But one team that will likely have a high Lottery pick has already taken Miller off its board because of concerns about the knee. An Atlantic Division executive said that Miller will have to do a lot of convincing of skeptical teams at the Chicago pre-Draft camp next month. If not, Miller could slide down the board.
"The knee thing, that's a tougher read," a Pacific executive said. "How and where does that end up? Is he still getting better? Is he leveling off? He's a really skilled, talented guy, but the knee makes it a little bit of an enigma."
Said a Central exec: "He needs to spend these couple of months actually working out and rehabbing, and he never did it. He clearly never rehabbed. The atrophy in his leg was incredible. If he gets his leg strength back, he's Durant-like in his ability to get a shot off. He's 6-10 and he can snap his shot off with no trouble."
Darius Miller was a Mr. Basketball in Kentucky in high school, a star in his own right. But he took a subordinate role the last two seasons at Kentucky, playing the steady upperclassman as the Wildcats rolled waves of one-and-done freshmen through Lexington. Over four seasons and 152 games, Darius Miller played with more than 40 teammates.
In the NBA, Miller would likely have to repeat that status as a rotation player. But scouts believe he may be able to handle the role well. His perimeter shooting (career 38 percent from three for Kentucky) will probably get him a look.

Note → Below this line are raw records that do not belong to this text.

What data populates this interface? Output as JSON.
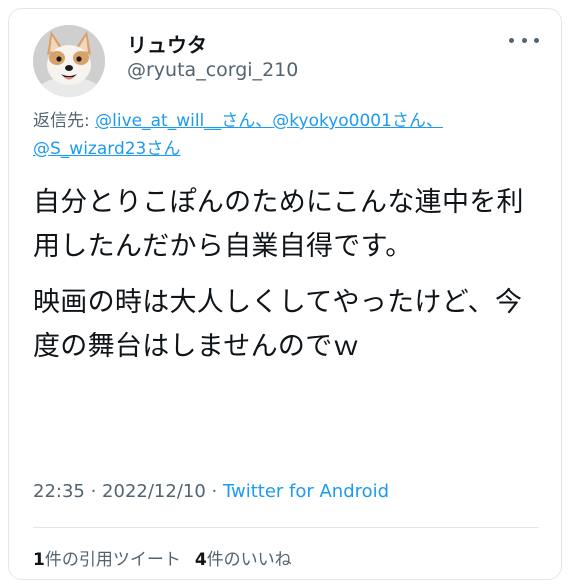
{
  "user": {
    "display_name": "リュウタ",
    "handle": "@ryuta_corgi_210",
    "avatar_icon": "corgi-avatar"
  },
  "reply": {
    "label": "返信先: ",
    "mentions": [
      "@live_at_will__さん",
      "@kyokyo0001さん",
      "@S_wizard23さん"
    ],
    "separator": "、"
  },
  "tweet": {
    "paragraph1": "自分とりこぽんのためにこんな連中を利用したんだから自業自得です。",
    "paragraph2": "映画の時は大人しくしてやったけど、今度の舞台はしませんのでｗ"
  },
  "meta": {
    "time": "22:35",
    "date": "2022/12/10",
    "dot": " · ",
    "source": "Twitter for Android"
  },
  "stats": {
    "quote_count": "1",
    "quote_label": "件の引用ツイート",
    "like_count": "4",
    "like_label": "件のいいね"
  },
  "colors": {
    "link": "#1d9bf0",
    "secondary": "#536471",
    "primary": "#0f1419"
  }
}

"He can play," one scout said. "There's a limit of what he can do, and in all likelihood, since he's used to being in a complimentary, secondary role, he'd probably be happy coming in and being a 10th man. He's a solid, solid player. There's nothing special about him. He's the kind of guy that, assuming he brings the same attitude to the NBA, coaches will be very happy having him on the roster and putting him into a game."

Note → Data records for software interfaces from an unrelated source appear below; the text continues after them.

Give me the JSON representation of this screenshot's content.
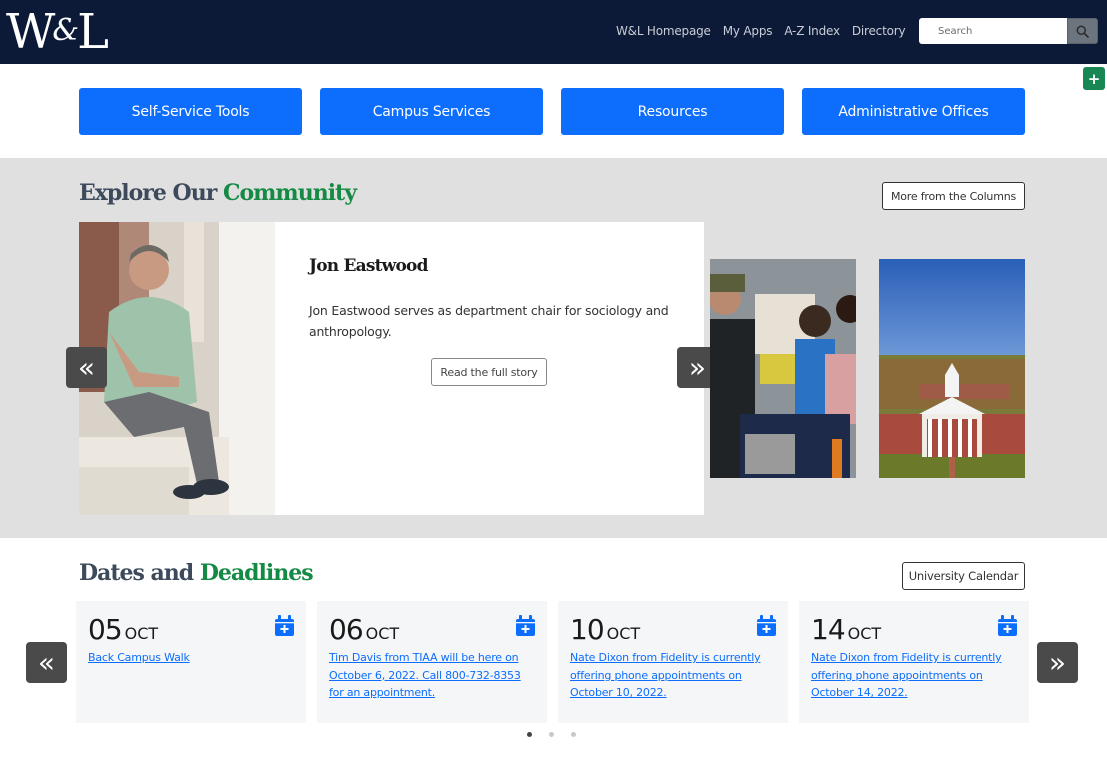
{
  "header": {
    "logo_text_w": "W",
    "logo_text_amp": "&",
    "logo_text_l": "L",
    "links": [
      "W&L Homepage",
      "My Apps",
      "A-Z Index",
      "Directory"
    ],
    "search": {
      "placeholder": "Search",
      "value": ""
    },
    "search_icon": "search-icon"
  },
  "floating_button": {
    "label": "+"
  },
  "quick_nav": [
    "Self-Service Tools",
    "Campus Services",
    "Resources",
    "Administrative Offices"
  ],
  "explore": {
    "title_part1": "Explore Our",
    "title_part2": "Community",
    "more_button": "More from the Columns",
    "feature": {
      "name": "Jon Eastwood",
      "description": "Jon Eastwood serves as department chair for sociology and anthropology.",
      "button": "Read the full story"
    },
    "prev_arrow": "«",
    "next_arrow": "»"
  },
  "dates": {
    "title_part1": "Dates and",
    "title_part2": "Deadlines",
    "calendar_button": "University Calendar",
    "prev_arrow": "«",
    "next_arrow": "»",
    "items": [
      {
        "day": "05",
        "month": "OCT",
        "text": "Back Campus Walk"
      },
      {
        "day": "06",
        "month": "OCT",
        "text": "Tim Davis from TIAA will be here on October 6, 2022. Call 800-732-8353 for an appointment."
      },
      {
        "day": "10",
        "month": "OCT",
        "text": "Nate Dixon from Fidelity is currently offering phone appointments on October 10, 2022."
      },
      {
        "day": "14",
        "month": "OCT",
        "text": "Nate Dixon from Fidelity is currently offering phone appointments on October 14, 2022."
      }
    ],
    "pagination": {
      "pages": 3,
      "active": 1
    }
  },
  "colors": {
    "header_bg": "#0d1a37",
    "primary_blue": "#0d6efd",
    "accent_green": "#158a45",
    "title_slate": "#3d4a5c"
  }
}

Alabama's Green made the all-Tournament team at the Portsmouth Invitation Tournament last month. Another tweener, he was listed by Alabama at 228 pounds, but a scout said he weighed in at just 217 at Portsmouth.
"He scares me a little bit," one general manager said. "He never made a significant jump. This was his best year for sure. His motor turns on and off quite a bit. I give him credit -- he tends to play harder against good teams ... but I think the inconsistency, and he hasn't really improved his body a whole lot."

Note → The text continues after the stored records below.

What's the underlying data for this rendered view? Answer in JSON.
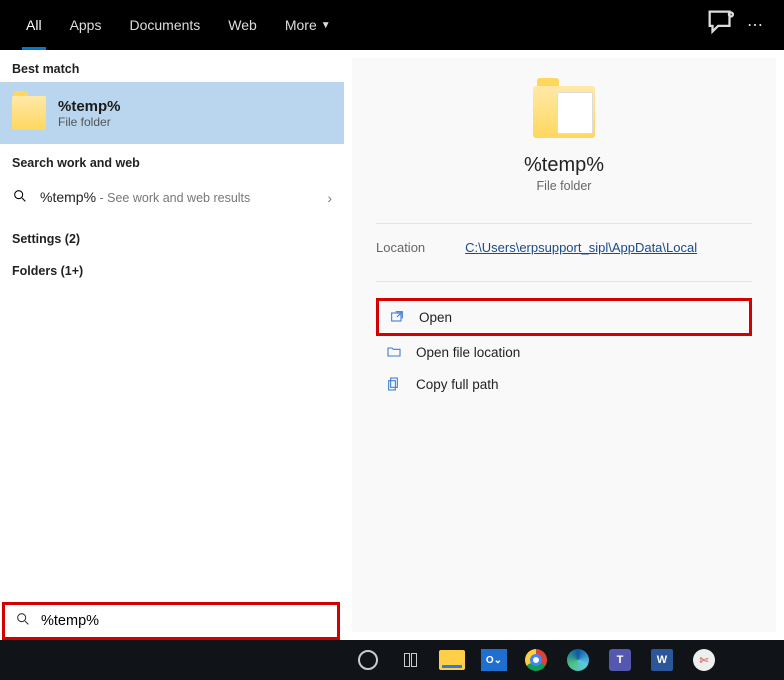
{
  "tabs": {
    "all": "All",
    "apps": "Apps",
    "documents": "Documents",
    "web": "Web",
    "more": "More"
  },
  "left": {
    "best_header": "Best match",
    "best": {
      "title": "%temp%",
      "sub": "File folder"
    },
    "web_header": "Search work and web",
    "web": {
      "query": "%temp%",
      "hint": " - See work and web results"
    },
    "settings_header": "Settings (2)",
    "folders_header": "Folders (1+)"
  },
  "preview": {
    "title": "%temp%",
    "sub": "File folder",
    "loc_key": "Location",
    "loc_val": "C:\\Users\\erpsupport_sipl\\AppData\\Local",
    "actions": {
      "open": "Open",
      "openloc": "Open file location",
      "copypath": "Copy full path"
    }
  },
  "search": {
    "value": "%temp%"
  },
  "taskbar": {
    "outlook": "O⌄",
    "teams": "T",
    "word": "W"
  }
}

After that, the small forward pickings are slim. Middleton has some talent but many scouts thought he should have returned to A&M for his senior season. Zubcic can shoot it, but there aren't many who think this is a great group of international prospects at any position.
Among the others that might -- might -- get a look, Mississippi's Henry could warrant some attention. He also played well at Portsmouth and could be a prototypical "workout guy" whose physical gifts could impress in an individual workout for teams before the Draft.
"He's a classic guy you'd like to have in the summer," one scout said. "Really long, can spot shoot, and should be able to guard people if he buys into that, because he's so long. A lot of people look at him and see some upside. He's a late developer. You'll probably see him in Orlando on a team, and then in Vegas on a team, and then he'll be on another team in the fall."
The views on this page do not necessarily reflect the views of the NBA, its clubs or Turner Broadcasting.
|Open Court: Coaches|
The panel talks about the difference between a good coach and a great coach.
|Open Court: Rebounds|
Grant Hill talks about why he always wanted to hit the boards.
|Open Court: Assist|
Isiah Thomas breaks down when you should shoot and when you should pass.
|Open Court: Nice Shot|
The panel debates who shoots the prettiest shot.
|Open Court: Imitation|
The Open Court panel talks about who they imitated when they were growing up.